START Task inputs

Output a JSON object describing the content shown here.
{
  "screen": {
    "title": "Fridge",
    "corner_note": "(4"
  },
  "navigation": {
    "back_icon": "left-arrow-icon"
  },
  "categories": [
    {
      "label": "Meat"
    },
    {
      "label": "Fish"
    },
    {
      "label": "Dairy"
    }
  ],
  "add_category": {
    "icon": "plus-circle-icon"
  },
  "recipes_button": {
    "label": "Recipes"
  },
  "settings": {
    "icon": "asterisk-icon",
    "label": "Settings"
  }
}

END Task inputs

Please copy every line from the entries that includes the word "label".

      "label": "Meat"
      "label": "Fish"
      "label": "Dairy"
    "label": "Recipes"
    "label": "Settings"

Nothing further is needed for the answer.